However, there were a number of indirect benefits of the involvement of the MRJC. I heard back from some of the neighbours who spoke to the MRJC staff and it was clear that they were seeing their perceived problems in a very different light. Aside from the conflict management tips provided by the excellent staff at the MRJC, I believe that the very idea of external mediation gave them a reason to pause and reconsider the source of their annoyance. The failure of the more aggressive people to engage with the process exposed their unwillingness for any solution other than the removal of the Aboriginal family. This clearly separated the majority of the neighbours who were now willing to reconsider their previous position on how bad the situation was and prepared to take their issues directly to the Aboriginal family, as opposed to the small minority whose prejudices have been exposed and who have retreated into a sulky silence, for now.
This may not be a dramatic victory of multiculturalism in a tiny suburb of Edmonton, but there are a number of lessons that are worth sharing. Firstly, we need to admit in this so called post-industrial society that there are many tools of ’othering’ which are used to essentialize difference, and serve to create and maintain hierarchies of humanity. The ‘us’ and ‘them’ is constantly being redefined through real or perceived ethnic, socio-economic, and other differences. However, this is not just happening in North America, but also in European countries, South Africa, India, China, nay all over the world. Secondly, being a disengaged bystander is not a choice and does not absolve us from the responsibility we bear as members of a community to stand up and speak out against an injustice.
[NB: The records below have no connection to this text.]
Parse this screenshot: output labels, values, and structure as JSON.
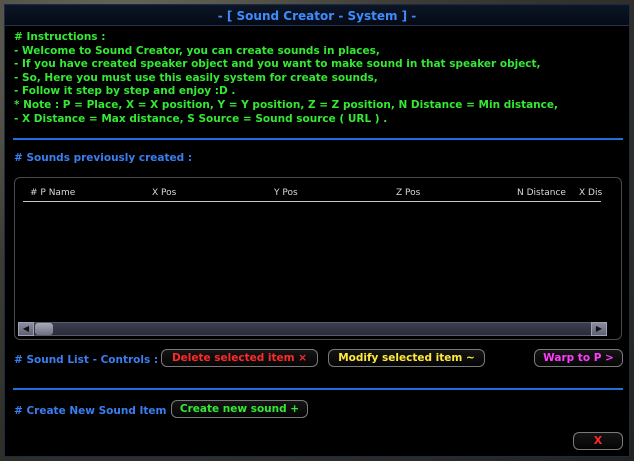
{
  "window": {
    "title": "- [ Sound Creator - System ] -"
  },
  "instructions": {
    "lines": [
      "# Instructions :",
      "- Welcome to Sound Creator, you can create sounds in places,",
      "- If you have created speaker object and you want to make sound in that speaker object,",
      "- So, Here you must use this easily system for create sounds,",
      "- Follow it step by step and enjoy :D .",
      "* Note : P = Place, X = X position, Y = Y position, Z = Z position, N Distance = Min distance,",
      "- X Distance = Max distance, S Source = Sound source ( URL ) ."
    ]
  },
  "sounds_section": {
    "label": "# Sounds previously created :",
    "columns": [
      "# P Name",
      "X Pos",
      "Y Pos",
      "Z Pos",
      "N Distance",
      "X Dis"
    ],
    "rows": []
  },
  "controls": {
    "label": "# Sound List - Controls :",
    "delete_label": "Delete selected item ×",
    "modify_label": "Modify selected item ~",
    "warp_label": "Warp to P >"
  },
  "create": {
    "label": "# Create New Sound Item :",
    "button_label": "Create new sound +"
  },
  "close_label": "X",
  "colors": {
    "title": "#3e8cff",
    "instructions": "#34e834",
    "section": "#3a7ef0",
    "delete": "#ff2a2a",
    "modify": "#ffe93a",
    "warp": "#ff3cff",
    "create": "#34e834",
    "close": "#ff2a2a",
    "separator": "#1f6fe0"
  }
}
Most importantly, it is vital to remember that we are not alone when we do choose to wade into such a battle. There are wonderful people – friends, colleagues, neighbours – and institutions like the MRJC within the system that can offer help and guidance.
Finally, perhaps the person was right in noting that my country of origin had something to do with how I handled this situation. I was born in India whose images of grinding poverty and dense population are well known. What is not so well known to the outside world is the fact that it is also home to all the major religions of the world; it has more than two thousand ethnic groups; it is a country that is more diverse than Europe in terms of linguistic, genetic and cultural diversity; it is also home to the world’s largest middle class, which has learnt to survive and thrive despite the murky politics, archaic institutions, and corruption that permeates everyday life. South Africa, my second home, has also taught us that it is possible to confront the truths of our histories and policies and move on to become a Rainbow Nation.
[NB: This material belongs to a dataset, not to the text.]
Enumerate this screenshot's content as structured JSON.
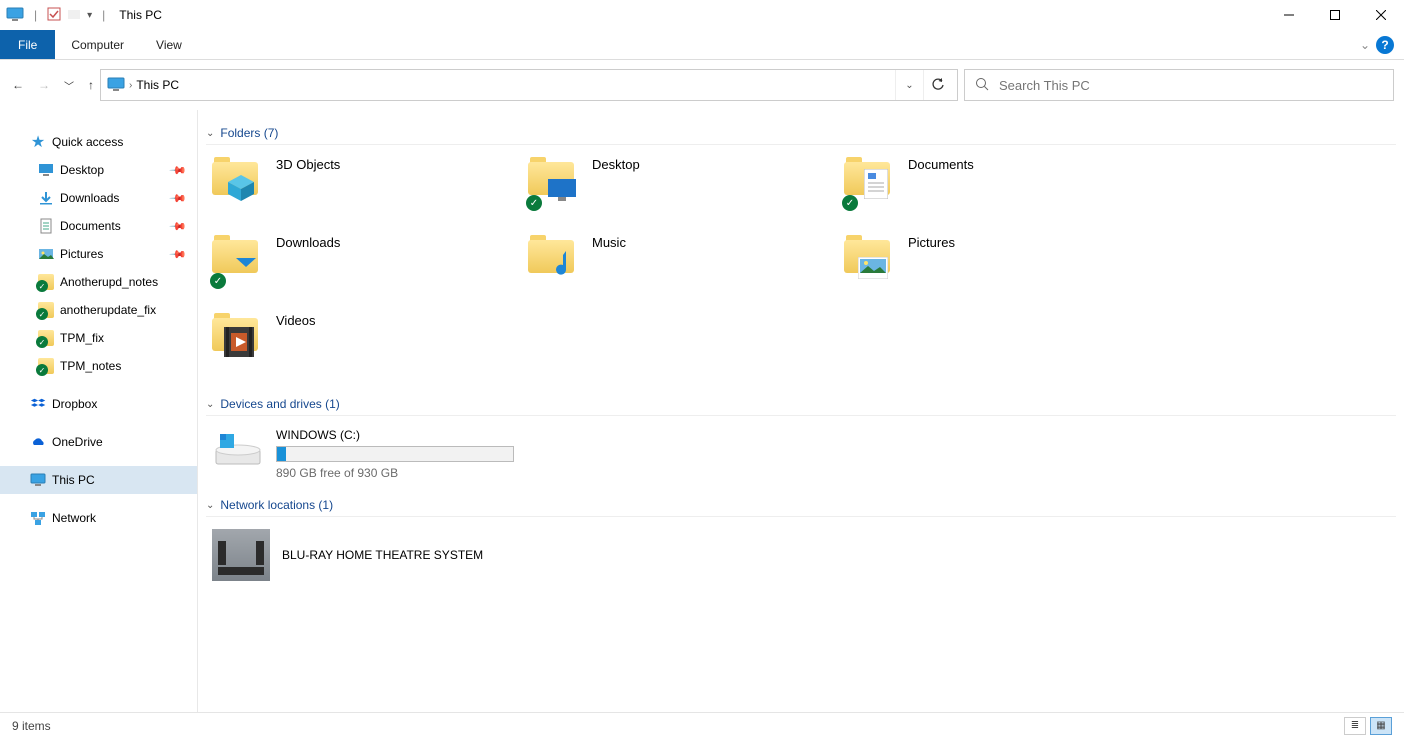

Multiculturalism is not an essentially North American phenomenon; there is a much longer history of nations managing their deeply vibrant and significantly multiple ethnic demographics all over the world. None of these experiments are perfect, but the long histories and unfolding stories of places like India and South Africa can only enrich our understanding of multiculturalism in North America.
For now, our little suburb is quiet again. I have no illusions of permanent peace or battles won, but the incidences of the past several months were a catalyst for revealing significant aspects of the people and the place I have chose as my new home. It also got me closer to understanding what I try to learn and teach as I traverse the fledgling field of Global Studies. Right now I feel cautiously optimistic.
Meenal Shrivastava is an associate professor and the Academic Coordinator of Global Studies and Political Economy in the Centre for Global and Social Analysis at Athabasca University in Alberta.